How Guardians Of The Galaxy Taught A Kid With Autism To Be A Superhero

This afternoon, James Gunn shared a very special post with all of his Facebook and Twitter followers. While on the surface it's another Guardians Of The Galaxy story that everyone is going to share. But there's a lot underneath the surface of this very simple, very human story. Grab some tissues.

Post by James Gunn.

In this story, a moviegoer talks about how their autistic younger brother identified with Drax The Destroyer. As part of his condition, he cannot comprehend metaphors; much like Drax's literal mindedness in Guardians Of The Galaxy. The fact that he shares this with Drax made him realize, as the fan relates to us in their post, "He's like me! I can't do metaphors!"

With this inspiration, the younger brother has been inspired to "tell everyone he knows that people with autism can be superheroes."

This post is the "in a nutshell" example of what good superhero movies like Guardians Of The Galaxy can do for an impressionable young audience. With its ragtag group of misfits -- who each possess a certain quirk, a certain ability, and an identifiable personality of their own -- Guardians Of The Galaxy has taught this child, and could teach the rest of us, that we can all be heroes. Heroes like the Guardians Of The Galaxy are supposed to teach us that we can do anything, as long as we have the right mindset and are pure of heart while doing so. Personal medical conditions, disabilities, or perceived "flaws" mean nothing to the heroic mindset. Professor X uses a wheelchair, The Hulk has anger management issues, and yes, even Iron Man has a medical prosthesis that keeps him alive through modern medicine.

What superheroes can, and should, teach us all is that to be a hero, you don't have to fit a certain mold, look a certain way, or be anything but your true self. Now this might seem problematic in a world dominated by the likes of Iron Man, Spider-Man, and Batman; but the industries of both film and comic books are fast learning the lesson we've been cheering and chastising them to learn. That lesson is if you can't find a hero you can identify to, it just means that hero hasn't been created yet. We live in a world where Thor will be a woman, Ms. Marvel is now a Muslim teenager, and Captain America is an African American. Imagine the countless kids that have seen these portrayals, and have finally allowed themselves to indulge in the fantasy that all of the other kids have had the luxury of dreaming of themselves: that notion that they too could wield great power and uphold great responsibility.

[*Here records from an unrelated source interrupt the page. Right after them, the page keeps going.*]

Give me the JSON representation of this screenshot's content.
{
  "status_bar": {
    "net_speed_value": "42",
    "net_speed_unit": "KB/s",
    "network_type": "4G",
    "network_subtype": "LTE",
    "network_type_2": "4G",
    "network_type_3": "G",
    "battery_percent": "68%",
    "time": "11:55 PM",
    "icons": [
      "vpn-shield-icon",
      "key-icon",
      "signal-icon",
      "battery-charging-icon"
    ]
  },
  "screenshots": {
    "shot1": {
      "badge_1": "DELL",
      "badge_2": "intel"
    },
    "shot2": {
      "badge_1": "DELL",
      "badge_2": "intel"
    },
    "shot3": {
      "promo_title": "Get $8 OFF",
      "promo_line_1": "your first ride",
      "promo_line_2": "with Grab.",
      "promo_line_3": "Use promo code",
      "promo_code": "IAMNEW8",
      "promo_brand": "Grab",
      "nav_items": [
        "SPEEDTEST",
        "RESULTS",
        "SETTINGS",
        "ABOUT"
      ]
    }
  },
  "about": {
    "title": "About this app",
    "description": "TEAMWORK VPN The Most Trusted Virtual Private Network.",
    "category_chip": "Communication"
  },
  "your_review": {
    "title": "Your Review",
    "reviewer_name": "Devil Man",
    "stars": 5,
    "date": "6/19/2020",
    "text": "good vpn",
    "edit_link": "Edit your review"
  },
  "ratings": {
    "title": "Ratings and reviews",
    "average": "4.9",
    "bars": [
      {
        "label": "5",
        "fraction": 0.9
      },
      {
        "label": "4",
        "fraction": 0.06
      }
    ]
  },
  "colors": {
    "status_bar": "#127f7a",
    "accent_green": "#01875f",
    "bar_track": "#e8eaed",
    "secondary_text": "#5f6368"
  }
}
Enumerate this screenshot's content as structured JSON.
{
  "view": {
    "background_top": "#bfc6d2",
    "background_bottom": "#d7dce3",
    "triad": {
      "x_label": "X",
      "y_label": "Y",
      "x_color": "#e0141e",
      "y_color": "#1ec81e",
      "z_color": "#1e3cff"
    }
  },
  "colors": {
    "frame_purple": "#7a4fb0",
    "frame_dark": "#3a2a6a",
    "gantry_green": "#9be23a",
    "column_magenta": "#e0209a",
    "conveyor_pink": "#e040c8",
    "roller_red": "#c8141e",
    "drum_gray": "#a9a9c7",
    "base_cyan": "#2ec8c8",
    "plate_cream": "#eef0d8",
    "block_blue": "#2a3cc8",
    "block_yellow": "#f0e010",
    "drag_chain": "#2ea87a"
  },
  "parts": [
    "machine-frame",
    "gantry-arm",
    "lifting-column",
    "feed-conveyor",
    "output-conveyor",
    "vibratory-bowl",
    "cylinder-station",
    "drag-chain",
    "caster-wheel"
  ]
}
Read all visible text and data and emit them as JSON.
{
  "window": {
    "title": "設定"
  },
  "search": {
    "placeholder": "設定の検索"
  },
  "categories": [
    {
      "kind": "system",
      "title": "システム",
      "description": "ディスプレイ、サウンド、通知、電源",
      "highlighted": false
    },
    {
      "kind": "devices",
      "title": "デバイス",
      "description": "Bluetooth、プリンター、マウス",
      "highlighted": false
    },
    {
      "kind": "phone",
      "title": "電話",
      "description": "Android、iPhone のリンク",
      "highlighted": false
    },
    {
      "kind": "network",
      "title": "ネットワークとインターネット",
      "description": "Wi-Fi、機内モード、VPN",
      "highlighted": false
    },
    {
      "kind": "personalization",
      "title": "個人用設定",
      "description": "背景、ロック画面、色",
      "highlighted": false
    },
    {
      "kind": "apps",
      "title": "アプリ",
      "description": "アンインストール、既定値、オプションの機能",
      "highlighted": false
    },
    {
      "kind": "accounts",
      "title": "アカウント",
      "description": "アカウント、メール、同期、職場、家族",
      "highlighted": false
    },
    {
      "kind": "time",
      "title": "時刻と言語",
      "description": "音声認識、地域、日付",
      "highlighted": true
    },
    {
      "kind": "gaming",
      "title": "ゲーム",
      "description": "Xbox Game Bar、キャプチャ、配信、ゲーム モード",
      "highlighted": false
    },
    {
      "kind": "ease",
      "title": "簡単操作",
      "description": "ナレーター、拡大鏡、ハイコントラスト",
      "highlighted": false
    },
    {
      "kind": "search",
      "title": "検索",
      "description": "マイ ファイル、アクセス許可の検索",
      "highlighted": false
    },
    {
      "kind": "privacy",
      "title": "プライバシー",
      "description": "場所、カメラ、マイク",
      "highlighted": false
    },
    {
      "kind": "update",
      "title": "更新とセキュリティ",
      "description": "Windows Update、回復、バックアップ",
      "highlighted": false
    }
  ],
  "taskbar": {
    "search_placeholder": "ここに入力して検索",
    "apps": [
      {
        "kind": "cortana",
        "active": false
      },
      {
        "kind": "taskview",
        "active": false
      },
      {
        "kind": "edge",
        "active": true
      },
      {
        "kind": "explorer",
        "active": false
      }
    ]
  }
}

James Gunn gets people. He understands how they tick, how they learn, how they love, and how they hurt. What Guardians Of The Galaxy proved is that he's had a different way of showing it than what we're used to seeing. Even if you go back and watch Super, the film which probably got him the Guardians Of The Galaxy gig in the first place, you can see that his protagonist played by Rainn Wilson is going through some tough times in his life, and may have some undiagnosed psychological conditions. While his efforts in becoming his own hero are ultimately misguided, he ultimately does become a better, more stable person out of the whole deal. He lets go of his ex-wife, allows himself to be happy for her happiness, and starts to live a more well adjusted life. If Guardians Of The Galaxy is inspirational to children, then you can bet that Super is the adult version of that very same story.

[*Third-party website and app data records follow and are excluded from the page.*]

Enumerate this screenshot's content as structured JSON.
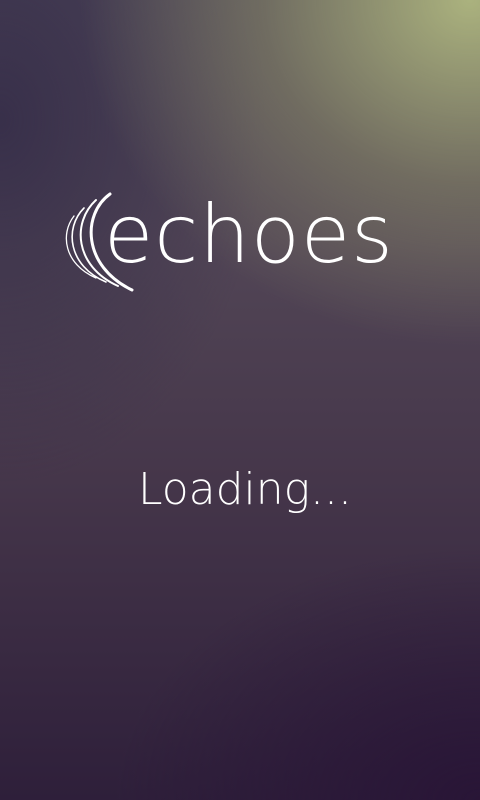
{
  "app": {
    "name": "echoes",
    "logo_icon": "sound-waves-icon"
  },
  "status": {
    "loading_text": "Loading..."
  },
  "colors": {
    "text": "#ffffff",
    "background_top_right": "#b0b880",
    "background_bottom": "#2e1f3a"
  }
}
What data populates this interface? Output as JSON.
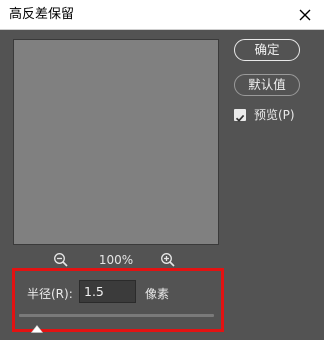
{
  "window": {
    "title": "高反差保留"
  },
  "preview": {
    "zoom_level": "100%"
  },
  "buttons": {
    "ok_label": "确定",
    "default_label": "默认值"
  },
  "preview_option": {
    "label": "预览(P)",
    "checked": true
  },
  "radius": {
    "label": "半径(R):",
    "value": "1.5",
    "unit": "像素"
  },
  "colors": {
    "background": "#535353",
    "preview_fill": "#808080",
    "highlight_border": "#e31212"
  },
  "icons": {
    "close": "close-icon",
    "zoom_out": "zoom-out-icon",
    "zoom_in": "zoom-in-icon",
    "check": "check-icon",
    "slider_thumb": "slider-thumb-icon"
  }
}
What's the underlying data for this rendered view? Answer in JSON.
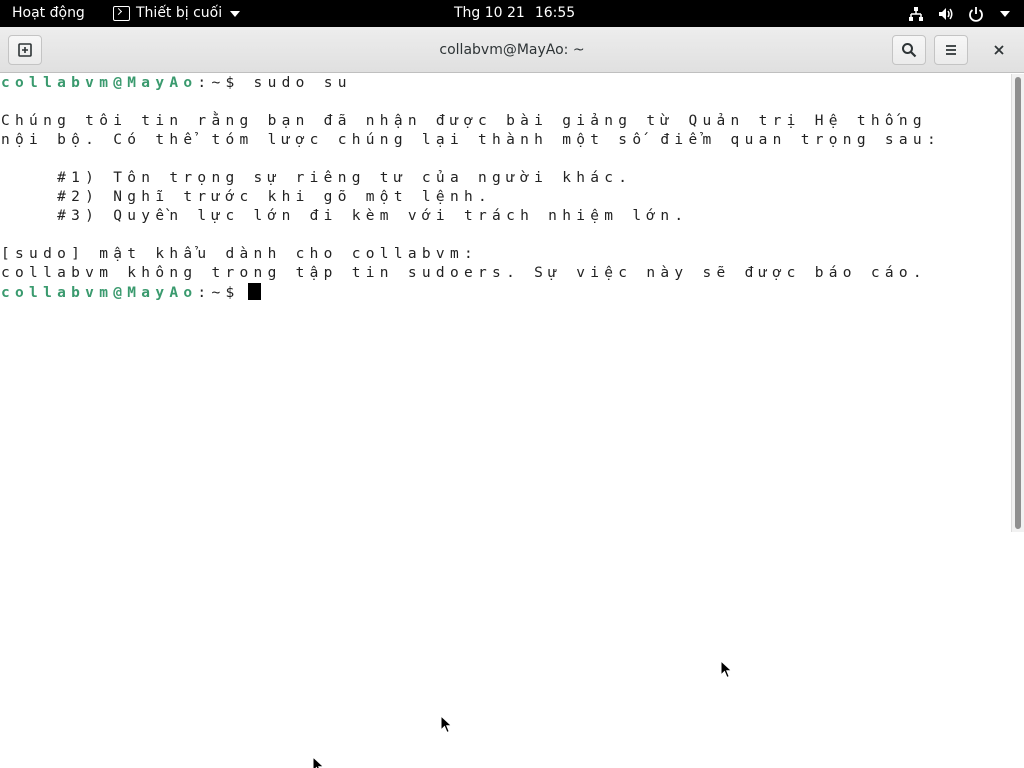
{
  "topbar": {
    "activities_label": "Hoạt động",
    "app_menu_label": "Thiết bị cuối",
    "clock_date": "Thg 10 21",
    "clock_time": "16:55",
    "status_icons": [
      "network-wired-icon",
      "volume-icon",
      "power-icon",
      "dropdown-arrow-icon"
    ]
  },
  "window": {
    "title": "collabvm@MayAo: ~",
    "buttons": [
      "new-tab",
      "search",
      "menu",
      "close"
    ]
  },
  "terminal": {
    "colors": {
      "prompt_user": "#3a9a6e",
      "text": "#222222",
      "background": "#ffffff"
    },
    "prompt_user": "collabvm@MayAo",
    "prompt_rest": ":~$",
    "lines": {
      "cmd": " sudo su",
      "l1": "Chúng tôi tin rằng bạn đã nhận được bài giảng từ Quản trị Hệ thống",
      "l2": "nội bộ. Có thể tóm lược chúng lại thành một số điểm quan trọng sau:",
      "l3": "    #1) Tôn trọng sự riêng tư của người khác.",
      "l4": "    #2) Nghĩ trước khi gõ một lệnh.",
      "l5": "    #3) Quyền lực lớn đi kèm với trách nhiệm lớn.",
      "l6": "[sudo] mật khẩu dành cho collabvm:",
      "l7": "collabvm không trong tập tin sudoers. Sự việc này sẽ được báo cáo."
    }
  },
  "desktop": {
    "pointer_icons": [
      "mouse-pointer-icon",
      "mouse-pointer-icon",
      "mouse-pointer-icon"
    ]
  }
}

The fact that a child with Autism could identify with Drax The Destroyer, and any of the other Guardians Of The Galaxy, ultimately shows us the positive power of superhero movies, as well as movies in general. It's because of this sort of personal attachment that we encourage filmmakers and film studios to produce films that everyone can at least take a small piece of the action home to call their own. This doesn't mean that we need to pander to everyone and cater to every whim all of the time, but it does mean that we should be keeping a closer look on how we represent various groups and persons of different backgrounds in our entertainment.

On behalf of movie geeks everywhere, I say thank you James Gunn. Thank you for showing us once and for all that in the immortal words of David Bowie, "We can be heroes."

Mike Reyes
Senior Movies Contributor

Mike Reyes is the Senior Movie Contributor at CinemaBlend, though that title’s more of a guideline really. Passionate about entertainment since grade school, the movies have always held a special place in his life, which explains his current occupation. Mike graduated from Drew University with a Bachelor’s Degree in Political Science, but swore off of running for public office a long time ago. Mike's expertise ranges from James Bond to everything Alita, making for a brilliantly eclectic resume. He fights for the user.